As soon as a page is set out in front of them, they stick their friendships in the closet with their other skeletons. They are professionals offering advice. Friendship has nothing to do with it nor does it have a place at the workshop table. Sounds harsh, but it’s never personal.

They know that you are not what you write.

Bless them.

They entice you or may challenge you to experiment. And I’m not talking about drugs, but the effects are just as euphoric—after the fear and frustration has gone.

No topic is taboo. If you’re writing to express a political stance, if you write about someone getting hurt or raped, a character on a rampage while their veins are filled with drugs, about a man beating on his wife or a mother killing her child, it doesn’t matter. What matters is the quality of the writing, storytelling technique and structure. In other words, it’s all about the craft of writing, not the content.

If you find these wonderful workshoppers, you’ll know that you’re in good company. There is one more aspect that I haven’t mentioned yet. How could I have forgotten the most important character trait of a good workshopper? (It’s called Mother’s Disposition or Lack There Of. While trying to write this post, I’ve made lunch, saved the floor from my elderly cat who can’t seem to find the open door and the children are still hungry, having already eaten a sandwich, an apple, a kiwi fruit, a glass of chocolate milk, the list goes on.)

So what is the most important aspect a workshopper can have?

They never tell you what you can’t write.
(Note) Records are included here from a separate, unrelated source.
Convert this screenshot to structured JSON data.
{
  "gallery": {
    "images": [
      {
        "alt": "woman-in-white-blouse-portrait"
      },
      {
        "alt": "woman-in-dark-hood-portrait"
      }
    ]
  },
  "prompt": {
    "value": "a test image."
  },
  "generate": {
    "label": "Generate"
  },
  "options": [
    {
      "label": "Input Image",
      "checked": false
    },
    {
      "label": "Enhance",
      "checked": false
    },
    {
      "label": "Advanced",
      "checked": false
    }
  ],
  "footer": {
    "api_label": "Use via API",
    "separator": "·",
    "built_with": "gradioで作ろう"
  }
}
They want you to be unique, yourself.

During your writing career, you will meet a lot of people who will make you feel insecure. Get rid of these people and don’t give up on the dream. Most of all, you must find people who complement your writing. I don’t mean they like everything you write. I’m talking about finding other writers whose strengths are your weaknesses. If you aren’t any good at punctuation, find someone who is. If that person has trouble with structure and that happens to be your core strength then it could be a match made in writing heaven. It’s just something to think about. Everyone has individual needs. Find those who can help you strive to become the writer you desperately want to be. It’s all about give and take, not take and break.

It’s humbling to know that the people I surround myself with are a lot like me but very different at the same time. Without their support, who knows what would’ve happened to me as a writer. I know for one thing this blog would never have happened.

Until we meet again.

Write with confidence

Write with gusto

Write because you love it

E.J. McLaughlin